> What needs to be done:
Drop all images and give the records again exactly.

> Supplied data:

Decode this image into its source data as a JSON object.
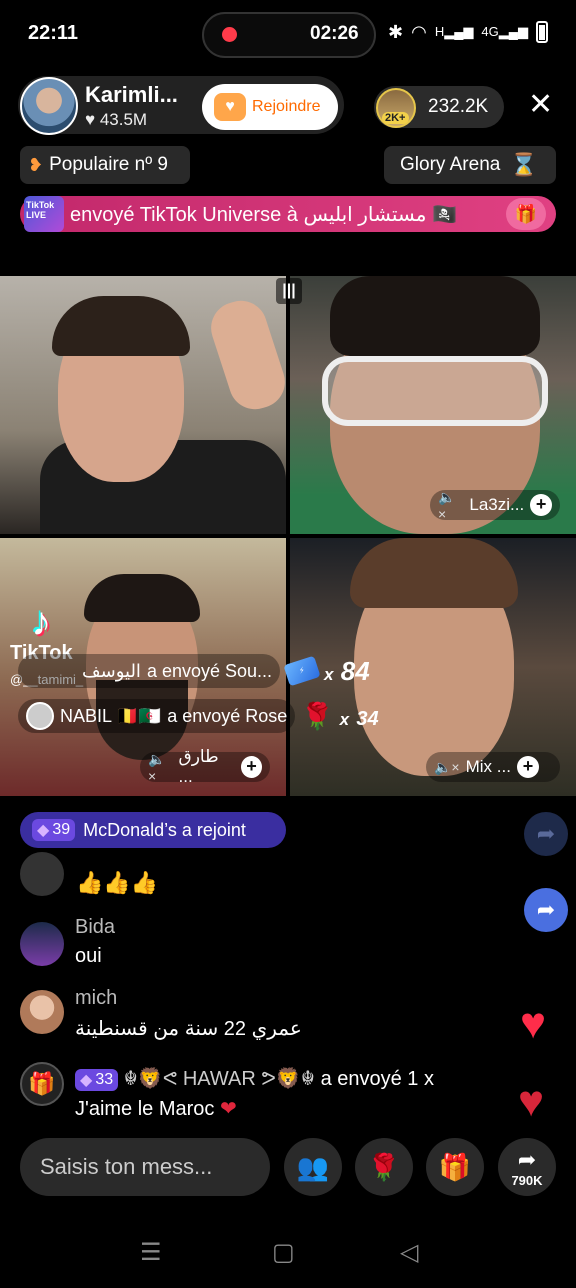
{
  "status_bar": {
    "time": "22:11",
    "recording_time": "02:26",
    "icons": [
      "bluetooth-icon",
      "wifi-icon",
      "signal-icon",
      "4g-icon",
      "battery-icon"
    ],
    "wifi_label": "H",
    "network_label": "4G"
  },
  "host": {
    "name": "Karimli...",
    "likes": "43.5M",
    "join_label": "Rejoindre"
  },
  "viewers": {
    "badge": "2K+",
    "count": "232.2K"
  },
  "rank_chip": {
    "label": "Populaire nº 9"
  },
  "arena_chip": {
    "label": "Glory Arena"
  },
  "gift_banner": {
    "logo_text": "TikTok LIVE",
    "text": "envoyé TikTok Universe à مستشار ابليس 🏴‍☠️"
  },
  "video_tiles": {
    "tile2_label": "La3zi...",
    "tile3_label": "طارق ...",
    "tile4_label": "Mix  ..."
  },
  "watermark": {
    "brand": "TikTok",
    "handle": "@__tamimi_"
  },
  "gift_events": [
    {
      "sender": "اليوسف",
      "action": "a envoyé  Sou...",
      "multiplier": "84"
    },
    {
      "sender": "NABIL 🇧🇪🇩🇿",
      "action": "a envoyé  Rose",
      "multiplier": "34"
    }
  ],
  "chat": {
    "joined": {
      "level": "39",
      "text": "McDonald’s a rejoint"
    },
    "messages": [
      {
        "name": "",
        "text": "👍👍👍"
      },
      {
        "name": "Bida",
        "text": "oui"
      },
      {
        "name": "mich",
        "text": "عمري 22 سنة من قسنطينة"
      }
    ],
    "gift_message": {
      "level": "33",
      "sender": "☬🦁ᕙ HAWAR ᕗ🦁☬",
      "text": "a envoyé 1 x",
      "gift": "J'aime le Maroc"
    }
  },
  "bottom_bar": {
    "input_placeholder": "Saisis ton mess...",
    "share_count": "790K"
  },
  "colors": {
    "accent_pink": "#e04182",
    "join_orange": "#ff6a00",
    "chat_join_bg": "#3a2ea0",
    "heart_red": "#ff2d4a"
  }
}
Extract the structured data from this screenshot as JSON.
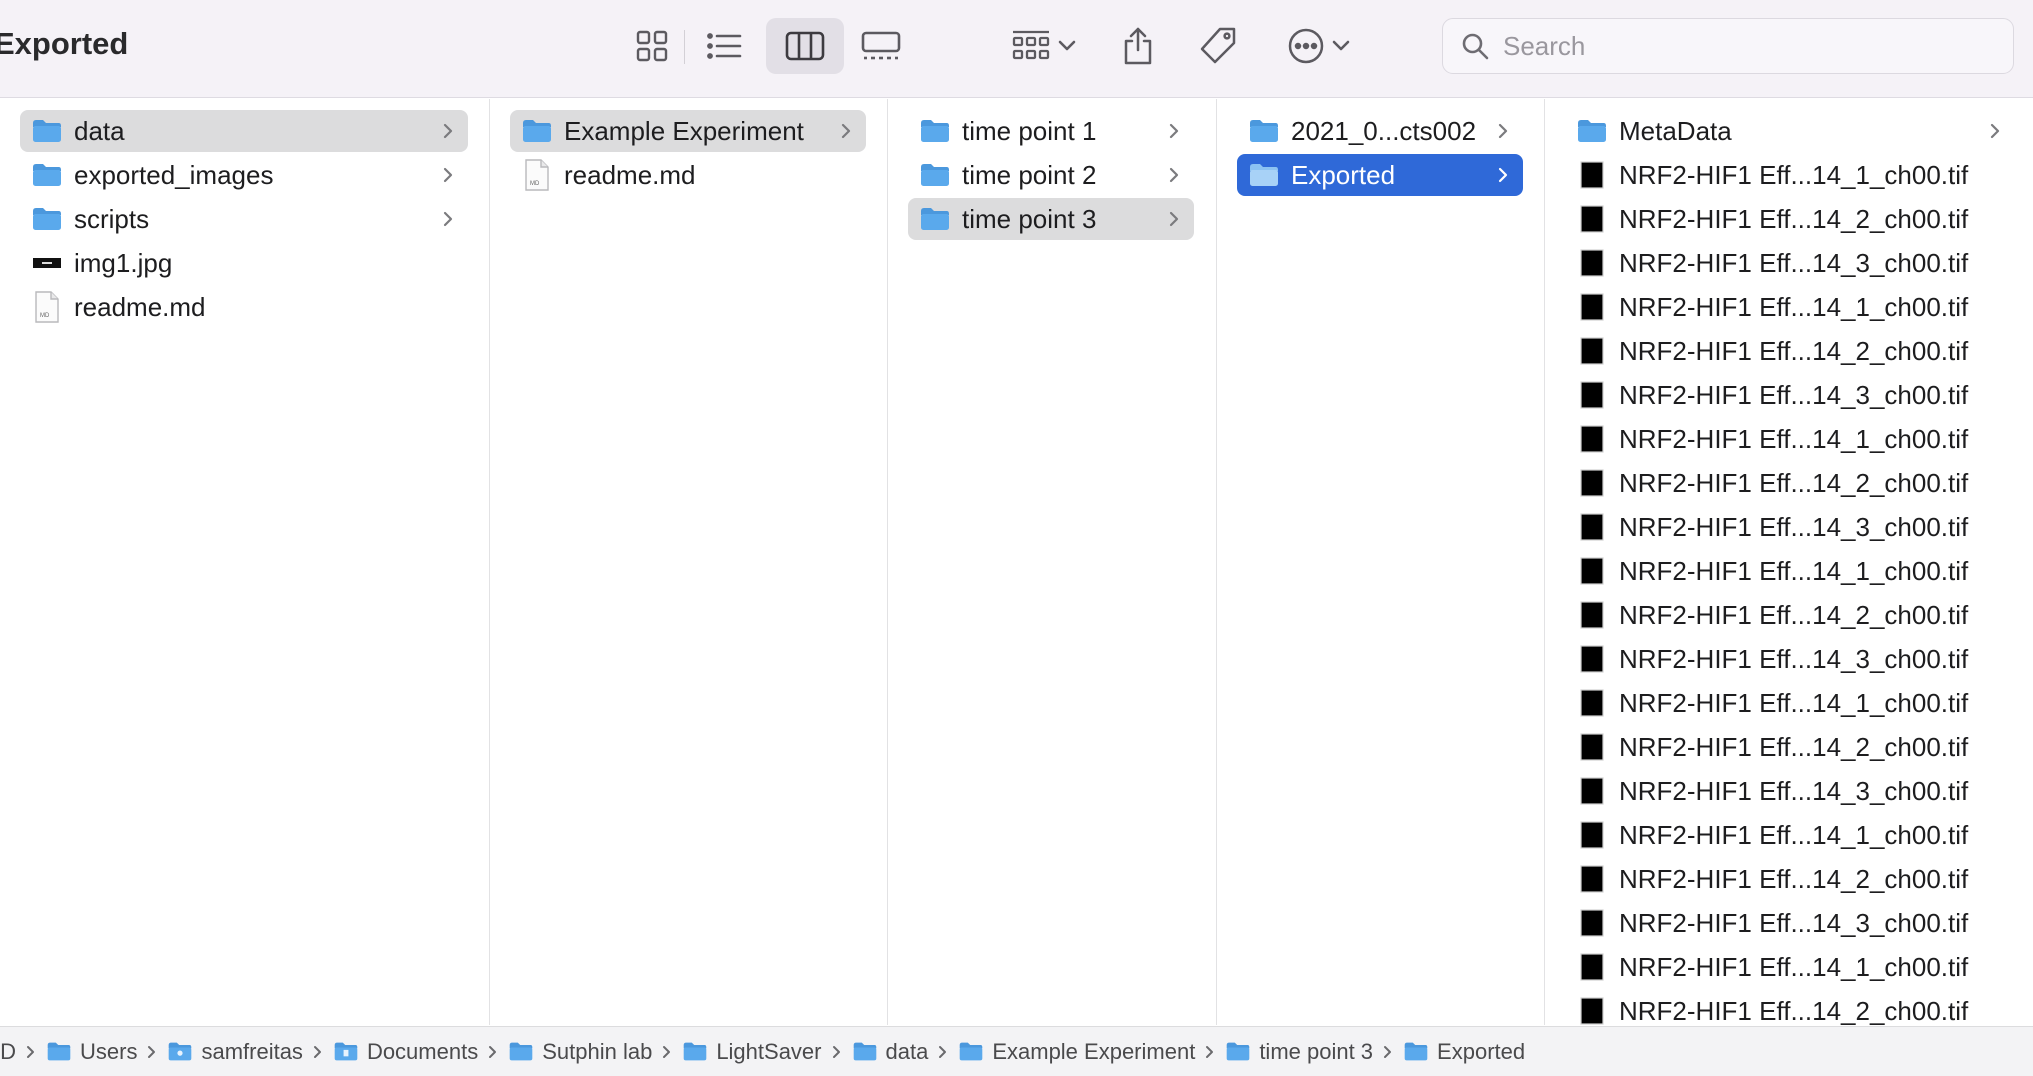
{
  "window": {
    "title": "Exported"
  },
  "toolbar": {
    "icons": [
      "grid-view-icon",
      "list-view-icon",
      "column-view-icon",
      "gallery-view-icon",
      "group-icon",
      "chevron-down-icon",
      "share-icon",
      "tag-icon",
      "more-icon"
    ],
    "active_view": "column-view",
    "search": {
      "placeholder": "Search",
      "value": ""
    }
  },
  "colors": {
    "folder": "#5aa9ec",
    "selection_blue": "#2f69d8",
    "selection_grey": "#dcdcdd",
    "toolbar_bg": "#f5f2f7"
  },
  "columns": [
    {
      "items": [
        {
          "label": "data",
          "type": "folder",
          "has_children": true,
          "selected": "grey"
        },
        {
          "label": "exported_images",
          "type": "folder",
          "has_children": true
        },
        {
          "label": "scripts",
          "type": "folder",
          "has_children": true
        },
        {
          "label": "img1.jpg",
          "type": "image"
        },
        {
          "label": "readme.md",
          "type": "markdown"
        }
      ]
    },
    {
      "items": [
        {
          "label": "Example Experiment",
          "type": "folder",
          "has_children": true,
          "selected": "grey"
        },
        {
          "label": "readme.md",
          "type": "markdown"
        }
      ]
    },
    {
      "items": [
        {
          "label": "time point 1",
          "type": "folder",
          "has_children": true
        },
        {
          "label": "time point 2",
          "type": "folder",
          "has_children": true
        },
        {
          "label": "time point 3",
          "type": "folder",
          "has_children": true,
          "selected": "grey"
        }
      ]
    },
    {
      "items": [
        {
          "label": "2021_0...cts002",
          "type": "folder",
          "has_children": true
        },
        {
          "label": "Exported",
          "type": "folder",
          "has_children": true,
          "selected": "blue"
        }
      ]
    },
    {
      "items": [
        {
          "label": "MetaData",
          "type": "folder",
          "has_children": true
        },
        {
          "label": "NRF2-HIF1 Eff...14_1_ch00.tif",
          "type": "tif"
        },
        {
          "label": "NRF2-HIF1 Eff...14_2_ch00.tif",
          "type": "tif"
        },
        {
          "label": "NRF2-HIF1 Eff...14_3_ch00.tif",
          "type": "tif"
        },
        {
          "label": "NRF2-HIF1 Eff...14_1_ch00.tif",
          "type": "tif"
        },
        {
          "label": "NRF2-HIF1 Eff...14_2_ch00.tif",
          "type": "tif"
        },
        {
          "label": "NRF2-HIF1 Eff...14_3_ch00.tif",
          "type": "tif"
        },
        {
          "label": "NRF2-HIF1 Eff...14_1_ch00.tif",
          "type": "tif"
        },
        {
          "label": "NRF2-HIF1 Eff...14_2_ch00.tif",
          "type": "tif"
        },
        {
          "label": "NRF2-HIF1 Eff...14_3_ch00.tif",
          "type": "tif"
        },
        {
          "label": "NRF2-HIF1 Eff...14_1_ch00.tif",
          "type": "tif"
        },
        {
          "label": "NRF2-HIF1 Eff...14_2_ch00.tif",
          "type": "tif"
        },
        {
          "label": "NRF2-HIF1 Eff...14_3_ch00.tif",
          "type": "tif"
        },
        {
          "label": "NRF2-HIF1 Eff...14_1_ch00.tif",
          "type": "tif"
        },
        {
          "label": "NRF2-HIF1 Eff...14_2_ch00.tif",
          "type": "tif"
        },
        {
          "label": "NRF2-HIF1 Eff...14_3_ch00.tif",
          "type": "tif"
        },
        {
          "label": "NRF2-HIF1 Eff...14_1_ch00.tif",
          "type": "tif"
        },
        {
          "label": "NRF2-HIF1 Eff...14_2_ch00.tif",
          "type": "tif"
        },
        {
          "label": "NRF2-HIF1 Eff...14_3_ch00.tif",
          "type": "tif"
        },
        {
          "label": "NRF2-HIF1 Eff...14_1_ch00.tif",
          "type": "tif"
        },
        {
          "label": "NRF2-HIF1 Eff...14_2_ch00.tif",
          "type": "tif"
        }
      ]
    }
  ],
  "pathbar": [
    {
      "label": "ID",
      "icon": "none"
    },
    {
      "label": "Users",
      "icon": "folder"
    },
    {
      "label": "samfreitas",
      "icon": "home-folder"
    },
    {
      "label": "Documents",
      "icon": "documents-folder"
    },
    {
      "label": "Sutphin lab",
      "icon": "folder"
    },
    {
      "label": "LightSaver",
      "icon": "folder"
    },
    {
      "label": "data",
      "icon": "folder"
    },
    {
      "label": "Example Experiment",
      "icon": "folder"
    },
    {
      "label": "time point 3",
      "icon": "folder"
    },
    {
      "label": "Exported",
      "icon": "folder"
    }
  ]
}
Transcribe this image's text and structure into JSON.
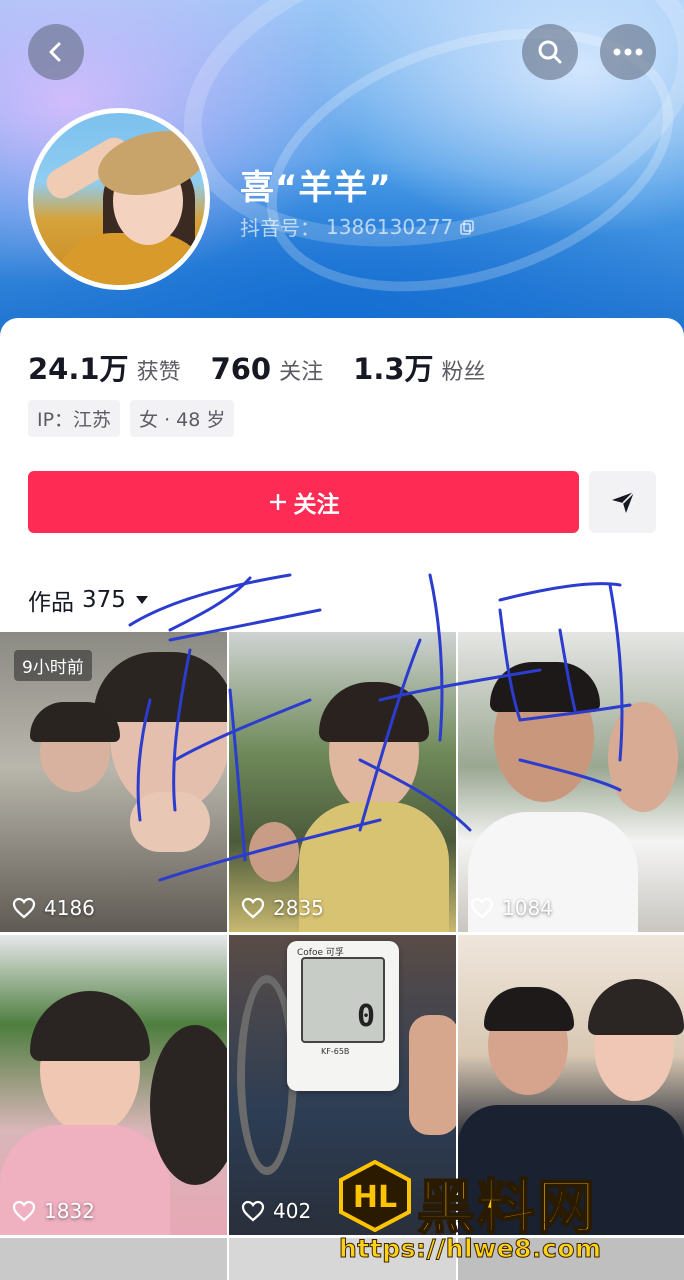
{
  "header": {
    "name": "喜“羊羊”",
    "douyin_id_label": "抖音号：",
    "douyin_id": "1386130277"
  },
  "stats": [
    {
      "value": "24.1万",
      "label": "获赞"
    },
    {
      "value": "760",
      "label": "关注"
    },
    {
      "value": "1.3万",
      "label": "粉丝"
    }
  ],
  "tags": [
    "IP：江苏",
    "女 · 48 岁"
  ],
  "follow_button": {
    "label": "关注",
    "icon": "plus-icon"
  },
  "works_tab": {
    "label": "作品",
    "count": "375"
  },
  "videos": [
    {
      "likes": "4186",
      "time_badge": "9小时前"
    },
    {
      "likes": "2835"
    },
    {
      "likes": "1084"
    },
    {
      "likes": "1832"
    },
    {
      "likes": "402",
      "device_brand": "Cofoe 可孚",
      "device_model": "KF-65B",
      "device_display": "0"
    },
    {
      "likes": ""
    }
  ],
  "watermark": {
    "logo": "HL",
    "title": "黑料网",
    "url": "https://hlwe8.com"
  },
  "colors": {
    "accent": "#fe2c55",
    "text": "#161823",
    "muted": "#5b5c63",
    "chip_bg": "#f2f2f4"
  }
}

> Task response:
Decode this image into its source data as a JSON object.
{
  "status_bar": {
    "time": "22:11",
    "recording_time": "02:26",
    "icons": [
      "bluetooth-icon",
      "wifi-icon",
      "signal-icon",
      "4g-icon",
      "battery-icon"
    ],
    "wifi_label": "H",
    "network_label": "4G"
  },
  "host": {
    "name": "Karimli...",
    "likes": "43.5M",
    "join_label": "Rejoindre"
  },
  "viewers": {
    "badge": "2K+",
    "count": "232.2K"
  },
  "rank_chip": {
    "label": "Populaire nº 9"
  },
  "arena_chip": {
    "label": "Glory Arena"
  },
  "gift_banner": {
    "logo_text": "TikTok LIVE",
    "text": "envoyé TikTok Universe à مستشار ابليس 🏴‍☠️"
  },
  "video_tiles": {
    "tile2_label": "La3zi...",
    "tile3_label": "طارق ...",
    "tile4_label": "Mix  ..."
  },
  "watermark": {
    "brand": "TikTok",
    "handle": "@__tamimi_"
  },
  "gift_events": [
    {
      "sender": "اليوسف",
      "action": "a envoyé  Sou...",
      "multiplier": "84"
    },
    {
      "sender": "NABIL 🇧🇪🇩🇿",
      "action": "a envoyé  Rose",
      "multiplier": "34"
    }
  ],
  "chat": {
    "joined": {
      "level": "39",
      "text": "McDonald’s a rejoint"
    },
    "messages": [
      {
        "name": "",
        "text": "👍👍👍"
      },
      {
        "name": "Bida",
        "text": "oui"
      },
      {
        "name": "mich",
        "text": "عمري 22 سنة من قسنطينة"
      }
    ],
    "gift_message": {
      "level": "33",
      "sender": "☬🦁ᕙ HAWAR ᕗ🦁☬",
      "text": "a envoyé 1 x",
      "gift": "J'aime le Maroc"
    }
  },
  "bottom_bar": {
    "input_placeholder": "Saisis ton mess...",
    "share_count": "790K"
  },
  "colors": {
    "accent_pink": "#e04182",
    "join_orange": "#ff6a00",
    "chat_join_bg": "#3a2ea0",
    "heart_red": "#ff2d4a"
  }
}
Extract the structured data from this screenshot as JSON.
{
  "window": {
    "title": "Exported"
  },
  "toolbar": {
    "icons": [
      "grid-view-icon",
      "list-view-icon",
      "column-view-icon",
      "gallery-view-icon",
      "group-icon",
      "chevron-down-icon",
      "share-icon",
      "tag-icon",
      "more-icon"
    ],
    "active_view": "column-view",
    "search": {
      "placeholder": "Search",
      "value": ""
    }
  },
  "colors": {
    "folder": "#5aa9ec",
    "selection_blue": "#2f69d8",
    "selection_grey": "#dcdcdd",
    "toolbar_bg": "#f5f2f7"
  },
  "columns": [
    {
      "items": [
        {
          "label": "data",
          "type": "folder",
          "has_children": true,
          "selected": "grey"
        },
        {
          "label": "exported_images",
          "type": "folder",
          "has_children": true
        },
        {
          "label": "scripts",
          "type": "folder",
          "has_children": true
        },
        {
          "label": "img1.jpg",
          "type": "image"
        },
        {
          "label": "readme.md",
          "type": "markdown"
        }
      ]
    },
    {
      "items": [
        {
          "label": "Example Experiment",
          "type": "folder",
          "has_children": true,
          "selected": "grey"
        },
        {
          "label": "readme.md",
          "type": "markdown"
        }
      ]
    },
    {
      "items": [
        {
          "label": "time point 1",
          "type": "folder",
          "has_children": true
        },
        {
          "label": "time point 2",
          "type": "folder",
          "has_children": true
        },
        {
          "label": "time point 3",
          "type": "folder",
          "has_children": true,
          "selected": "grey"
        }
      ]
    },
    {
      "items": [
        {
          "label": "2021_0...cts002",
          "type": "folder",
          "has_children": true
        },
        {
          "label": "Exported",
          "type": "folder",
          "has_children": true,
          "selected": "blue"
        }
      ]
    },
    {
      "items": [
        {
          "label": "MetaData",
          "type": "folder",
          "has_children": true
        },
        {
          "label": "NRF2-HIF1 Eff...14_1_ch00.tif",
          "type": "tif"
        },
        {
          "label": "NRF2-HIF1 Eff...14_2_ch00.tif",
          "type": "tif"
        },
        {
          "label": "NRF2-HIF1 Eff...14_3_ch00.tif",
          "type": "tif"
        },
        {
          "label": "NRF2-HIF1 Eff...14_1_ch00.tif",
          "type": "tif"
        },
        {
          "label": "NRF2-HIF1 Eff...14_2_ch00.tif",
          "type": "tif"
        },
        {
          "label": "NRF2-HIF1 Eff...14_3_ch00.tif",
          "type": "tif"
        },
        {
          "label": "NRF2-HIF1 Eff...14_1_ch00.tif",
          "type": "tif"
        },
        {
          "label": "NRF2-HIF1 Eff...14_2_ch00.tif",
          "type": "tif"
        },
        {
          "label": "NRF2-HIF1 Eff...14_3_ch00.tif",
          "type": "tif"
        },
        {
          "label": "NRF2-HIF1 Eff...14_1_ch00.tif",
          "type": "tif"
        },
        {
          "label": "NRF2-HIF1 Eff...14_2_ch00.tif",
          "type": "tif"
        },
        {
          "label": "NRF2-HIF1 Eff...14_3_ch00.tif",
          "type": "tif"
        },
        {
          "label": "NRF2-HIF1 Eff...14_1_ch00.tif",
          "type": "tif"
        },
        {
          "label": "NRF2-HIF1 Eff...14_2_ch00.tif",
          "type": "tif"
        },
        {
          "label": "NRF2-HIF1 Eff...14_3_ch00.tif",
          "type": "tif"
        },
        {
          "label": "NRF2-HIF1 Eff...14_1_ch00.tif",
          "type": "tif"
        },
        {
          "label": "NRF2-HIF1 Eff...14_2_ch00.tif",
          "type": "tif"
        },
        {
          "label": "NRF2-HIF1 Eff...14_3_ch00.tif",
          "type": "tif"
        },
        {
          "label": "NRF2-HIF1 Eff...14_1_ch00.tif",
          "type": "tif"
        },
        {
          "label": "NRF2-HIF1 Eff...14_2_ch00.tif",
          "type": "tif"
        }
      ]
    }
  ],
  "pathbar": [
    {
      "label": "ID",
      "icon": "none"
    },
    {
      "label": "Users",
      "icon": "folder"
    },
    {
      "label": "samfreitas",
      "icon": "home-folder"
    },
    {
      "label": "Documents",
      "icon": "documents-folder"
    },
    {
      "label": "Sutphin lab",
      "icon": "folder"
    },
    {
      "label": "LightSaver",
      "icon": "folder"
    },
    {
      "label": "data",
      "icon": "folder"
    },
    {
      "label": "Example Experiment",
      "icon": "folder"
    },
    {
      "label": "time point 3",
      "icon": "folder"
    },
    {
      "label": "Exported",
      "icon": "folder"
    }
  ]
}
Transcribe this image's text and structure into JSON.
{
  "header": {
    "name": "喜“羊羊”",
    "douyin_id_label": "抖音号：",
    "douyin_id": "1386130277"
  },
  "stats": [
    {
      "value": "24.1万",
      "label": "获赞"
    },
    {
      "value": "760",
      "label": "关注"
    },
    {
      "value": "1.3万",
      "label": "粉丝"
    }
  ],
  "tags": [
    "IP：江苏",
    "女 · 48 岁"
  ],
  "follow_button": {
    "label": "关注",
    "icon": "plus-icon"
  },
  "works_tab": {
    "label": "作品",
    "count": "375"
  },
  "videos": [
    {
      "likes": "4186",
      "time_badge": "9小时前"
    },
    {
      "likes": "2835"
    },
    {
      "likes": "1084"
    },
    {
      "likes": "1832"
    },
    {
      "likes": "402",
      "device_brand": "Cofoe 可孚",
      "device_model": "KF-65B",
      "device_display": "0"
    },
    {
      "likes": ""
    }
  ],
  "watermark": {
    "logo": "HL",
    "title": "黑料网",
    "url": "https://hlwe8.com"
  },
  "colors": {
    "accent": "#fe2c55",
    "text": "#161823",
    "muted": "#5b5c63",
    "chip_bg": "#f2f2f4"
  }
}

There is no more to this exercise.